*** DATA Section Begins ***

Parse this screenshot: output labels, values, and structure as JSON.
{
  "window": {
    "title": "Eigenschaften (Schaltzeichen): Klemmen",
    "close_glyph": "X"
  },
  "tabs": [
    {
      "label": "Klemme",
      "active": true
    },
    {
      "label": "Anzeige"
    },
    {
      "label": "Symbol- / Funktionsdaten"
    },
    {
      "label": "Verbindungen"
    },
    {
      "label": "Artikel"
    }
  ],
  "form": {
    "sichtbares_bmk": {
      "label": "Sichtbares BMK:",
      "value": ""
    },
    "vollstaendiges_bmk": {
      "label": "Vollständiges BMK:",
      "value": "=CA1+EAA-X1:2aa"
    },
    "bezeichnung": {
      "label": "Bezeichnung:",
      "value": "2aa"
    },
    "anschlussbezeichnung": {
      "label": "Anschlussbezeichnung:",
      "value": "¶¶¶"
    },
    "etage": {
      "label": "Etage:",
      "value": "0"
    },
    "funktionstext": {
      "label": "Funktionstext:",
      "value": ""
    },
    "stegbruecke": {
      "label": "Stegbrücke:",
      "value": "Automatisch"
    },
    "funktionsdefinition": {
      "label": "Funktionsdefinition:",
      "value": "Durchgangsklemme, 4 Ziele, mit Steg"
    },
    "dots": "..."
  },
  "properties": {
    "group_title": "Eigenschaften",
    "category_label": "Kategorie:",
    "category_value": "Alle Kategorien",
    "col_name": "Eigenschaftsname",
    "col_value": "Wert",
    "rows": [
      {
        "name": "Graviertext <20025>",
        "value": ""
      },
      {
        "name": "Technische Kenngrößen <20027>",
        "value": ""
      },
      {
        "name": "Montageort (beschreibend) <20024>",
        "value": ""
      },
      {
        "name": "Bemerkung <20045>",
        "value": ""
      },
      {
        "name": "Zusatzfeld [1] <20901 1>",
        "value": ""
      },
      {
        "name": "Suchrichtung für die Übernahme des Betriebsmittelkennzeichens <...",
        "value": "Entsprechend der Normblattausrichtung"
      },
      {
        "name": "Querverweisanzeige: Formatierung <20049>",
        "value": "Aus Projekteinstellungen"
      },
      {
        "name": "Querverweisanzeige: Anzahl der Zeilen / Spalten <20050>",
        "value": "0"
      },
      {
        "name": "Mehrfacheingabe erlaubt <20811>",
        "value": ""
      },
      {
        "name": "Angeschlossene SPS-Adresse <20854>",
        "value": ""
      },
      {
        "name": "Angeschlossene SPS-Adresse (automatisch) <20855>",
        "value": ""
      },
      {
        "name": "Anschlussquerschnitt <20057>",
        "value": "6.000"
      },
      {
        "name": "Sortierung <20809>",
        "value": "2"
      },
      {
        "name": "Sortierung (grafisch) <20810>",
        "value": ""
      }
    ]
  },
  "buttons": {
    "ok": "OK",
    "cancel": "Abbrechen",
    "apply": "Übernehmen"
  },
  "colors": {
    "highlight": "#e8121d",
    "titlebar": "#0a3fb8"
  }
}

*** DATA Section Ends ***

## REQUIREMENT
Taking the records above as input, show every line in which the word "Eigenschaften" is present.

## SOLUTION TO THIS PROBLEM
    "title": "Eigenschaften (Schaltzeichen): Klemmen",
    "group_title": "Eigenschaften",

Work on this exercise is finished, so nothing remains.